- What the task asks
Filter the entries down to the lines containing "Baths", and copy those lines.

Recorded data
-- Opening Marker --

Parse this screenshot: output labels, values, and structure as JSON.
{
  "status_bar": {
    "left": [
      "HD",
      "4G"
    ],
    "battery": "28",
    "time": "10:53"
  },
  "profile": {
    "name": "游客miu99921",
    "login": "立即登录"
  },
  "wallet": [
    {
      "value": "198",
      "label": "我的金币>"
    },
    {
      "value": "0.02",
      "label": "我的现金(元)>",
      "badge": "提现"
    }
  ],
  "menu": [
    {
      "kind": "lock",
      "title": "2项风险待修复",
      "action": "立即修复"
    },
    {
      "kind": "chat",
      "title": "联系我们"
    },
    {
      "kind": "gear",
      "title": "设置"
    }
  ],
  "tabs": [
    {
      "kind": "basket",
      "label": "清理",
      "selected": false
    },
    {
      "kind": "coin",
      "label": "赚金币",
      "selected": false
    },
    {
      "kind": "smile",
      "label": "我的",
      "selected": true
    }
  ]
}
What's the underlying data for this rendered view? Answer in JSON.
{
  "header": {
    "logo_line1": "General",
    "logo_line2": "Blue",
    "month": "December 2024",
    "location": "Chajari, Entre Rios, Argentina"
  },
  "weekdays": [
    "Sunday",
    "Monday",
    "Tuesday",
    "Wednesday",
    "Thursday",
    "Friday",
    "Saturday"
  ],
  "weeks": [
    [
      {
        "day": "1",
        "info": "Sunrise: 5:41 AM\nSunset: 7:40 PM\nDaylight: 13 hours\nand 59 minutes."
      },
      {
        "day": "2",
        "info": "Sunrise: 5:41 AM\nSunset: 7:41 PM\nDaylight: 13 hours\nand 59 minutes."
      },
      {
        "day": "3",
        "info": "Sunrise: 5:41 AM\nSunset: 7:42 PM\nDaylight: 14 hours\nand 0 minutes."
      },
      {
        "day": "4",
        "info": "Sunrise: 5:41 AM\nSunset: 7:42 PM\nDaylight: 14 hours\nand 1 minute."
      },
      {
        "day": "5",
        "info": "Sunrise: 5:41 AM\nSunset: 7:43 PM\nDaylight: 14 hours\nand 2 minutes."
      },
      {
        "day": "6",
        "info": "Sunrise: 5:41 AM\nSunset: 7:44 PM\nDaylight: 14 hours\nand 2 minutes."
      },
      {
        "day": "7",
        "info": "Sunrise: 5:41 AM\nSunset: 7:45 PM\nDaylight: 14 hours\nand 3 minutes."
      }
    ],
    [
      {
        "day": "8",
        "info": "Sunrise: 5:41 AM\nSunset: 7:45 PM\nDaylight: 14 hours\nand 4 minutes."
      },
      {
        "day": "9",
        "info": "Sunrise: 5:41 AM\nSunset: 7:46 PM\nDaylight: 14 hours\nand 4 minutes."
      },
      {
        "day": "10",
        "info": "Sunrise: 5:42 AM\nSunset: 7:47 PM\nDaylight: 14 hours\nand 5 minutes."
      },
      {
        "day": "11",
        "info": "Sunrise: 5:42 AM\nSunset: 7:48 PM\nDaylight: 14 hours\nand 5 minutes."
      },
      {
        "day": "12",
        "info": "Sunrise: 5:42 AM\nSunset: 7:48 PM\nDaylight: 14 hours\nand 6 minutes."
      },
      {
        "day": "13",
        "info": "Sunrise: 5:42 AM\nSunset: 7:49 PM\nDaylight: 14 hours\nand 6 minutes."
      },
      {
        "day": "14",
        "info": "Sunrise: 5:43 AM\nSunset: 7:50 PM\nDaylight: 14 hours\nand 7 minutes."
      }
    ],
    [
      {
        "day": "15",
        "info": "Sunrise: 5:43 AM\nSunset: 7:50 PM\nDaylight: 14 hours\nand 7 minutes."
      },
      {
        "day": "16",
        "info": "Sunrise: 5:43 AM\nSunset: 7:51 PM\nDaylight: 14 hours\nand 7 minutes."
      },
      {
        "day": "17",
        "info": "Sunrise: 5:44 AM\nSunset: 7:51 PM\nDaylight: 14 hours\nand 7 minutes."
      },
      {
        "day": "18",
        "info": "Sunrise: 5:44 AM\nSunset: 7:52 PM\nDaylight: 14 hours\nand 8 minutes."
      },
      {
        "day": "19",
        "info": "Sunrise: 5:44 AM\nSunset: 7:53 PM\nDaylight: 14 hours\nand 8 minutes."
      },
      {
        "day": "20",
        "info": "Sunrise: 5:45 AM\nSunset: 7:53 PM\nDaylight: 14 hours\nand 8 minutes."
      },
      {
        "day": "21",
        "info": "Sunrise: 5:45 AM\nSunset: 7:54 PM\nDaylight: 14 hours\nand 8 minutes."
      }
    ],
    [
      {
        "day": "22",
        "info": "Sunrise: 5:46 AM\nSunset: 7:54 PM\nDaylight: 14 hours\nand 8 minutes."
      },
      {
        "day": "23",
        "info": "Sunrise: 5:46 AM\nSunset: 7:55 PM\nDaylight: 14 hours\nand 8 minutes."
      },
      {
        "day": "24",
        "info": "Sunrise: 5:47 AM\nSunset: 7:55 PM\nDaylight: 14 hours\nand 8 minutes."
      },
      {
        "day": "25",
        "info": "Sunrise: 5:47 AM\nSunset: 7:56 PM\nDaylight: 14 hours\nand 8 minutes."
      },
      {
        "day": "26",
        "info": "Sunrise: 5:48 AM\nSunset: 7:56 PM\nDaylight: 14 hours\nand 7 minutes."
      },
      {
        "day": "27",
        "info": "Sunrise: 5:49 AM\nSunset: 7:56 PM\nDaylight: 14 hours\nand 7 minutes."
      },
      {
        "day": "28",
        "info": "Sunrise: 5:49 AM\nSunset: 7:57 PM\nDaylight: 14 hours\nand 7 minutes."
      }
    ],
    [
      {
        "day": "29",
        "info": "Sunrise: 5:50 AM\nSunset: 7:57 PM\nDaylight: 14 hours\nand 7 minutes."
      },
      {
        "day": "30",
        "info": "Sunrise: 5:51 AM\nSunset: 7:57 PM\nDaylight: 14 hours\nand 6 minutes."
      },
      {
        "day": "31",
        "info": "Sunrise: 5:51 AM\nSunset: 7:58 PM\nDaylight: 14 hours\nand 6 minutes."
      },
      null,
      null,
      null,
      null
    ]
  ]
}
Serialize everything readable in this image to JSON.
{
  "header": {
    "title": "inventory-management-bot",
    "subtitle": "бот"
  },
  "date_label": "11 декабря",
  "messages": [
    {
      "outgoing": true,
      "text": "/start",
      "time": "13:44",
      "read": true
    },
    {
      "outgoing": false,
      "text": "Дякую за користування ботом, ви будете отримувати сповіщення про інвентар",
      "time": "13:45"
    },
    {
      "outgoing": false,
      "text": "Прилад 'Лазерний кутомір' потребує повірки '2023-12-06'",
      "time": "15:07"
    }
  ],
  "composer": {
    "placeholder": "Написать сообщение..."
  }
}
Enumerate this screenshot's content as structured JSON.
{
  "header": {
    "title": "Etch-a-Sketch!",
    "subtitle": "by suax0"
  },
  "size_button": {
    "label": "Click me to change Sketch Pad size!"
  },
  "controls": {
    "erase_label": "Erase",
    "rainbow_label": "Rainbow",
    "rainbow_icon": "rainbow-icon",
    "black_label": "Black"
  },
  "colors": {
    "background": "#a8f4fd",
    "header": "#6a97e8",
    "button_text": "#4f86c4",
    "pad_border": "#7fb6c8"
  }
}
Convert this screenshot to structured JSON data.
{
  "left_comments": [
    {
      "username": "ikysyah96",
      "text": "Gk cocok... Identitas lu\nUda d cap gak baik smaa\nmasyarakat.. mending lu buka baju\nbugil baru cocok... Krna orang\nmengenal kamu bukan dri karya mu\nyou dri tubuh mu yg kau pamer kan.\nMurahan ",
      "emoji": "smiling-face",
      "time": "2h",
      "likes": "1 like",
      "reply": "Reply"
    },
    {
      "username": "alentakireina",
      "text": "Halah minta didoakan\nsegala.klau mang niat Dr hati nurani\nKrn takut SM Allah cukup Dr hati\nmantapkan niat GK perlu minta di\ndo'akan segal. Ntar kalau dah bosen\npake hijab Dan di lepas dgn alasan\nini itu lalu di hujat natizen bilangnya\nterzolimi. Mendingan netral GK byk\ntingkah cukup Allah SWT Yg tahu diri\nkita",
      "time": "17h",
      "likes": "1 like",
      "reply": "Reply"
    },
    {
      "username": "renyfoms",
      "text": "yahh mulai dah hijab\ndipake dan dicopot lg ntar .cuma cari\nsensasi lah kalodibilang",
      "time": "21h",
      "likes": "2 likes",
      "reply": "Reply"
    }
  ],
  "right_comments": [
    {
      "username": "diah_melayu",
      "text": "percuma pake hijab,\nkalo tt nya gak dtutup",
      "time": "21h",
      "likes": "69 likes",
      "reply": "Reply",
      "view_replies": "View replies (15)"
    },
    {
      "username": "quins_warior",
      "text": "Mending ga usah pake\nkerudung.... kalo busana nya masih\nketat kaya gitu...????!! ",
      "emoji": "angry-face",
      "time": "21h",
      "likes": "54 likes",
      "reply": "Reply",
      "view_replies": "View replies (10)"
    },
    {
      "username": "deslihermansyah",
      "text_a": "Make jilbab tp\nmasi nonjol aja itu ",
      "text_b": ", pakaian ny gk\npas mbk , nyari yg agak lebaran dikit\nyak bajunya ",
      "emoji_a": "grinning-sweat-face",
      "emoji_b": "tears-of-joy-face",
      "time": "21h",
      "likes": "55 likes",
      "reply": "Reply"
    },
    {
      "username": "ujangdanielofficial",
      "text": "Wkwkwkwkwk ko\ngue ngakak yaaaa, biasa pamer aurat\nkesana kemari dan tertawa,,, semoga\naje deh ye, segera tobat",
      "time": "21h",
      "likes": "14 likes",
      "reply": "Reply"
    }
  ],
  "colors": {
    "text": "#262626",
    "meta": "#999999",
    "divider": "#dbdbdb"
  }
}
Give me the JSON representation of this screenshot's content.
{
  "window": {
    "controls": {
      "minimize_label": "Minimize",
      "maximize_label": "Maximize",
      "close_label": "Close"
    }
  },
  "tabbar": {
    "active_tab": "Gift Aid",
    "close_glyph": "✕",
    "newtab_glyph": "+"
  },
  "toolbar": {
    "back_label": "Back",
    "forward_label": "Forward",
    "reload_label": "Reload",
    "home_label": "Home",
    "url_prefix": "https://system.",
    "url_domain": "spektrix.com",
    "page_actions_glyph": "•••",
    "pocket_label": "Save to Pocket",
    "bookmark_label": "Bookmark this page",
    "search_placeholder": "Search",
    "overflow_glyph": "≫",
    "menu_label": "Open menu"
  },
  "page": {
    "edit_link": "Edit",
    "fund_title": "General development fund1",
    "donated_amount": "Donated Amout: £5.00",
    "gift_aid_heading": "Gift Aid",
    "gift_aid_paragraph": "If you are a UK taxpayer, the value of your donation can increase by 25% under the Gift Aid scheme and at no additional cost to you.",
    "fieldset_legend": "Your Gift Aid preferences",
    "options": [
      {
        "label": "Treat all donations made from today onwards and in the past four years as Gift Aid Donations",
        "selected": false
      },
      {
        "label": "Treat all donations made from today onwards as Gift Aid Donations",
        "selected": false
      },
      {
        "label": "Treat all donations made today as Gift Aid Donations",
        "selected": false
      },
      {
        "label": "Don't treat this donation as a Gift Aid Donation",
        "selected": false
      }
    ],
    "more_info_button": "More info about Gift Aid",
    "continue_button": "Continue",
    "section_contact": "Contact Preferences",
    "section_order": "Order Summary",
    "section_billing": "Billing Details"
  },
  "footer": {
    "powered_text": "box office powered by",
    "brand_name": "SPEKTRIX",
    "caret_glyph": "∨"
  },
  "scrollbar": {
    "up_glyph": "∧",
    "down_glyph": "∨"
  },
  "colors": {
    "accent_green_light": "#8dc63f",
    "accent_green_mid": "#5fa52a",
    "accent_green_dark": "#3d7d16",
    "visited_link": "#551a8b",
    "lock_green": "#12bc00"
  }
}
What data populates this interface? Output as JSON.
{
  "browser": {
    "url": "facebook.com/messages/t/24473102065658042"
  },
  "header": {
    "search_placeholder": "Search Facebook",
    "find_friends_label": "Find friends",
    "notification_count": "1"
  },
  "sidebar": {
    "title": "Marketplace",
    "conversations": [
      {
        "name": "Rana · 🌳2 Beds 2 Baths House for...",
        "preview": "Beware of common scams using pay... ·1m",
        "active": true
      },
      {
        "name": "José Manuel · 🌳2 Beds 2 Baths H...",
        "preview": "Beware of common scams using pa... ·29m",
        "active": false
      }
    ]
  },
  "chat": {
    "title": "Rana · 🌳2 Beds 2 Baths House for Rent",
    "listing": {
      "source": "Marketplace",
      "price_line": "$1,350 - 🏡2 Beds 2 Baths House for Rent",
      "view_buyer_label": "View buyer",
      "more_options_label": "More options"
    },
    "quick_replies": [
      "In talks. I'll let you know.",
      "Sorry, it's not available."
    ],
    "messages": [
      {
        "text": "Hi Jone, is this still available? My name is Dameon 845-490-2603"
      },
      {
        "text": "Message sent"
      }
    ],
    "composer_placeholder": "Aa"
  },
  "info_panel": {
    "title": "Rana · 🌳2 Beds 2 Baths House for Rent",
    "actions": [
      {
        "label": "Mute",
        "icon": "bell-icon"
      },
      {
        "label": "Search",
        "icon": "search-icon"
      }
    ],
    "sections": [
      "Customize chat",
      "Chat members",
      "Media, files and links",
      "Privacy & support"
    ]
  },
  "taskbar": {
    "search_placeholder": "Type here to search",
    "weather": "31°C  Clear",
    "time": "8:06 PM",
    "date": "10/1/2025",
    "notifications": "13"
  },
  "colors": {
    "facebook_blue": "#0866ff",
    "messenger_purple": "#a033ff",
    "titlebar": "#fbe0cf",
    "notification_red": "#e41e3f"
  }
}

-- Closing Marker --

- Solution for this problem
        "name": "Rana · 🌳2 Beds 2 Baths House for...",
        "name": "José Manuel · 🌳2 Beds 2 Baths H...",
    "title": "Rana · 🌳2 Beds 2 Baths House for Rent",
      "price_line": "$1,350 - 🏡2 Beds 2 Baths House for Rent",
    "title": "Rana · 🌳2 Beds 2 Baths House for Rent",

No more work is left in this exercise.